_Your goal:_
In the records below, find each line with the word "icon" and copy it.
BEGIN
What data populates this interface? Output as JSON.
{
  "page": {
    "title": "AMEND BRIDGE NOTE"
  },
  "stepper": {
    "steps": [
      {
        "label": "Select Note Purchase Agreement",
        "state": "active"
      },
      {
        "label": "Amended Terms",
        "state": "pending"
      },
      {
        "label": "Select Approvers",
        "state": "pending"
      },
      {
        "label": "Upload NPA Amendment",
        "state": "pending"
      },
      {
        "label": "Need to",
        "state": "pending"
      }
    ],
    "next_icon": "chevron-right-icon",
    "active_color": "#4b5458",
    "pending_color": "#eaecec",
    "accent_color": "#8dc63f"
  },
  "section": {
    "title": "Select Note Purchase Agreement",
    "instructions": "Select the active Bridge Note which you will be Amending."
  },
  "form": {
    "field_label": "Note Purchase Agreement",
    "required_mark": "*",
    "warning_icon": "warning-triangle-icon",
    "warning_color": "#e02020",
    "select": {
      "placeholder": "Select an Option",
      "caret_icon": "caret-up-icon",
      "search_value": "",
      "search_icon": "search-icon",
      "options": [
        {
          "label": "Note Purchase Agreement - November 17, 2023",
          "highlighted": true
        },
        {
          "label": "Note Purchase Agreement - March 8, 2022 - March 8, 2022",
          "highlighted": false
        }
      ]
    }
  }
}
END
_Answer to this exercise:_
    "next_icon": "chevron-right-icon",
    "warning_icon": "warning-triangle-icon",
      "caret_icon": "caret-up-icon",
      "search_icon": "search-icon",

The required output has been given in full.